  8. ^ "Q&A with Gothamist". November 12, 2004. Archived from the original on June 2, 2012. Retrieved November 12, 2022.
  9. ^ Flansburgh, John (April 17, 2019). "Hey Flans, do you remember anything specific about your Space Ghost: Coast to Coast interview? It seems that aside from a very small clip, it was never aired". Tumblr. Retrieved November 22, 2022.
  10. ^ Flansburgh, John (April 2, 2004). "Now Hear This". WNYC.org. Archived from the original on January 2, 2007. Retrieved October 8, 2012.
  11. ^ Rosner, Bennett (January 7, 2019). "John Flansburgh of They Might Be Giants Interview with WRSU". Radio.Rutgers.edu (Podcast). WRSU-FM. Retrieved November 22, 2022.
  12. ^ "Forest / Trees EP." Accessed August 6, 2023.
  13. ^ Hallenbeck, Brent (November 15, 2015). "Sanders' Campaign Stands at the Intersection of Entertainment, Politics". USA Today. Retrieved November 22, 2022.
  14. ^ "TMBG.org FAQ". Archived from the original on April 6, 1997. Retrieved April 24, 2017.{{cite web}}: CS1 maint: bot: original URL status unknown (link). Retrieved 2012-09-30.
  15. ^ "Shows/2022-06-08 - TMBW: The They Might Be Giants Knowledge Base". TMBW.net. Retrieved June 14, 2022.
  16. ^ @tmbg (June 9, 2022). "An important message from John L." (Tweet) – via Twitter.
  17. ^ "Mojo Chessmaster". TMBW.net. Retrieved April 20, 2018.
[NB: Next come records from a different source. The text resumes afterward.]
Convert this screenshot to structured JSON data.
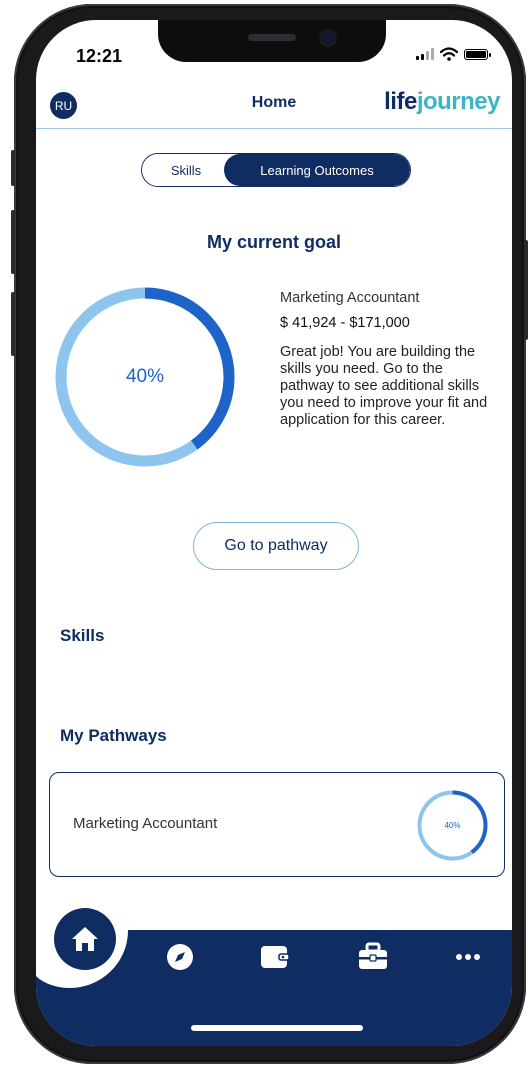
{
  "status_bar": {
    "time": "12:21"
  },
  "header": {
    "avatar_initials": "RU",
    "title": "Home",
    "logo_part1": "life",
    "logo_part2": "journey"
  },
  "segmented_control": {
    "skills_label": "Skills",
    "learning_outcomes_label": "Learning Outcomes",
    "selected": "Learning Outcomes"
  },
  "goal": {
    "section_title": "My current goal",
    "progress_label": "40%",
    "progress": 0.4,
    "career": "Marketing Accountant",
    "salary": "$ 41,924 - $171,000",
    "message": "Great job! You are building the skills you need. Go to the pathway to see additional skills you need to improve your fit and application for this career."
  },
  "pathway_button": {
    "label": "Go to pathway"
  },
  "skills_section": {
    "title": "Skills"
  },
  "pathways_section": {
    "title": "My Pathways",
    "items": [
      {
        "name": "Marketing Accountant",
        "progress_label": "40%",
        "progress": 0.4
      }
    ]
  },
  "tabbar": {
    "items": [
      "home-icon",
      "compass-icon",
      "wallet-icon",
      "briefcase-icon",
      "more-icon"
    ],
    "active": "home-icon"
  },
  "colors": {
    "navy": "#0f2d62",
    "accent_blue": "#1e63c8",
    "light_blue": "#8ec5ee",
    "teal": "#3db5c4"
  }
}
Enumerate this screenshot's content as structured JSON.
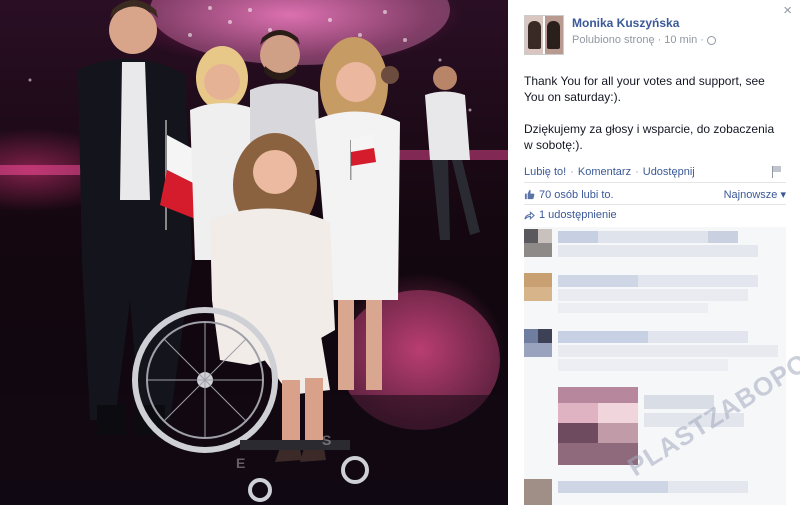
{
  "window": {
    "close_label": "×"
  },
  "post": {
    "author": "Monika Kuszyńska",
    "subtitle": "Polubiono stronę",
    "time": "10 min",
    "paragraphs": [
      "Thank You for all your votes and support, see You on saturday:).",
      "Dziękujemy za głosy i wsparcie, do zobaczenia w sobotę:)."
    ]
  },
  "actions": {
    "like": "Lubię to!",
    "comment": "Komentarz",
    "share": "Udostępnij"
  },
  "stats": {
    "likes": "70 osób lubi to.",
    "sort": "Najnowsze ▾",
    "shares": "1 udostępnienie"
  },
  "watermark": "PLASTZABOPOST",
  "colors": {
    "link": "#3b5998",
    "muted": "#9197a3",
    "panel_bg": "#ffffff",
    "comments_bg": "#f6f7f9"
  },
  "icons": {
    "close": "close-icon",
    "globe": "globe-icon",
    "thumb": "thumbs-up-icon",
    "share": "share-icon",
    "report": "flag-icon"
  }
}
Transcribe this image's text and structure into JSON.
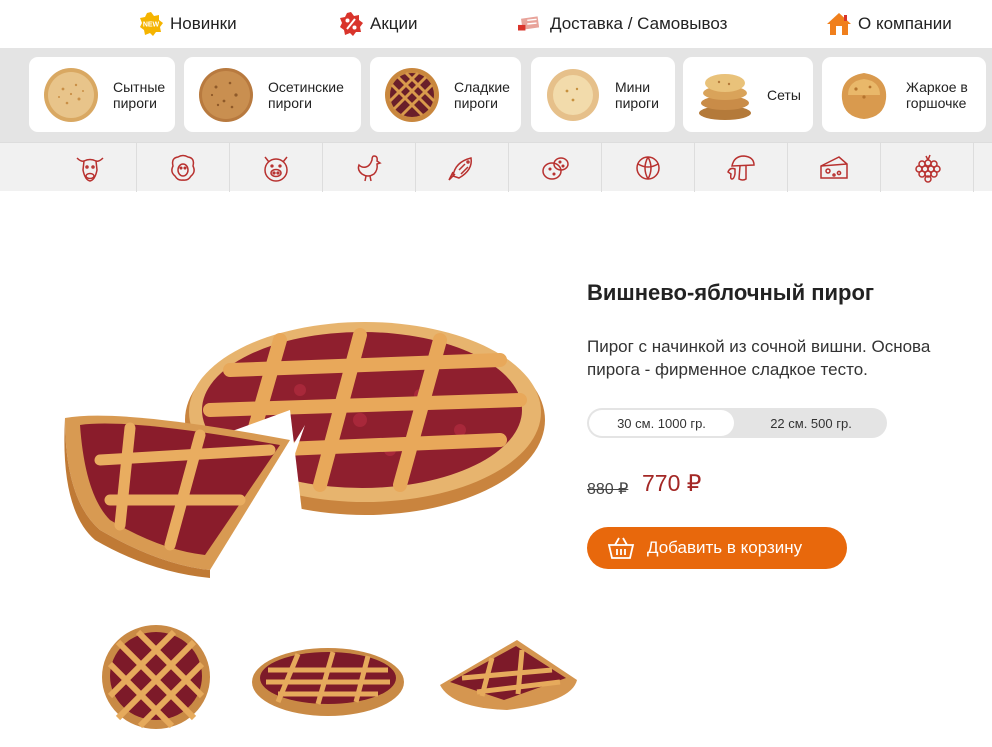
{
  "top_nav": {
    "new_badge": "NEW",
    "items": [
      {
        "label": "Новинки",
        "icon": "new-badge-icon"
      },
      {
        "label": "Акции",
        "icon": "percent-icon"
      },
      {
        "label": "Доставка / Самовывоз",
        "icon": "delivery-icon"
      },
      {
        "label": "О компании",
        "icon": "home-icon"
      }
    ]
  },
  "categories": [
    {
      "label": "Сытные\nпироги"
    },
    {
      "label": "Осетинские\nпироги"
    },
    {
      "label": "Сладкие\nпироги"
    },
    {
      "label": "Мини\nпироги"
    },
    {
      "label": "Сеты"
    },
    {
      "label": "Жаркое в\nгоршочке"
    }
  ],
  "fillings": [
    "beef-icon",
    "lamb-icon",
    "pork-icon",
    "chicken-icon",
    "fish-icon",
    "potato-icon",
    "cabbage-icon",
    "mushroom-icon",
    "cheese-icon",
    "berry-icon"
  ],
  "product": {
    "title": "Вишнево-яблочный пирог",
    "description": "Пирог с начинкой из сочной вишни. Основа пирога - фирменное сладкое тесто.",
    "sizes": [
      "30 см. 1000 гр.",
      "22 см. 500 гр."
    ],
    "selected_size": "30 см. 1000 гр.",
    "old_price": "880 ₽",
    "price": "770 ₽",
    "add_to_cart": "Добавить в корзину"
  },
  "colors": {
    "accent_orange": "#e8680c",
    "price_red": "#a32725",
    "icon_red": "#b8312f",
    "strip_gray": "#e4e4e4"
  }
}
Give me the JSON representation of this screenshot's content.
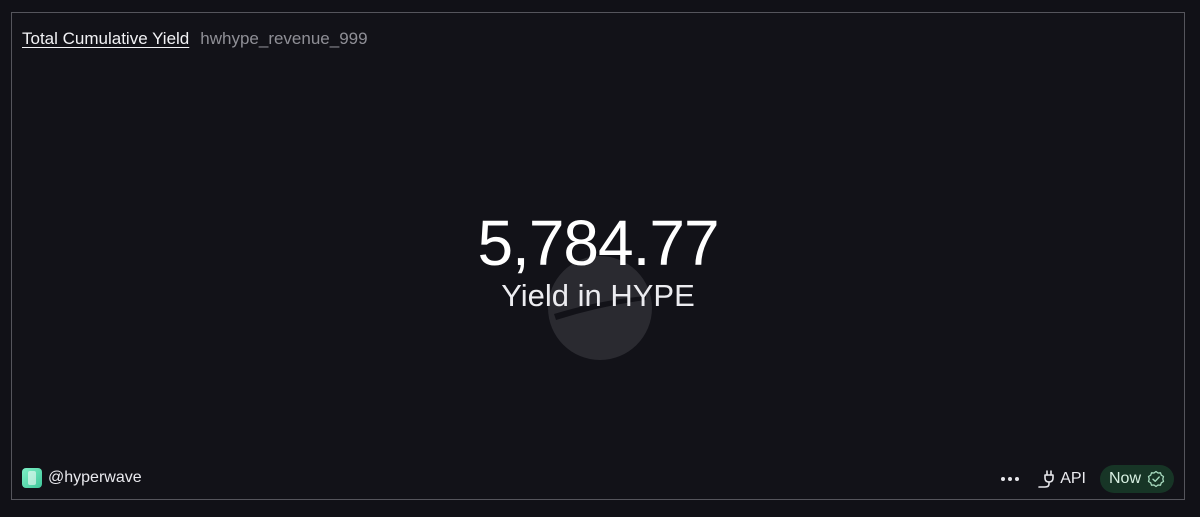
{
  "header": {
    "title": "Total Cumulative Yield",
    "query_name": "hwhype_revenue_999"
  },
  "counter": {
    "value": "5,784.77",
    "label": "Yield in HYPE"
  },
  "footer": {
    "owner_handle": "@hyperwave",
    "api_label": "API",
    "freshness_label": "Now"
  },
  "icons": {
    "avatar": "hyperwave-avatar",
    "more": "more-dots-icon",
    "api": "plug-icon",
    "status": "check-badge-icon",
    "watermark": "dune-logo-watermark"
  },
  "colors": {
    "background": "#111117",
    "border": "#55555c",
    "badge_bg": "#173526",
    "avatar_accent": "#5ad9ac"
  }
}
  18. ^ "Truly Gigantic!- An Interview with They Might Be Giants". Guitar.com. Archived from the original on November 26, 2015. Retrieved November 25, 2015.

External links[edit]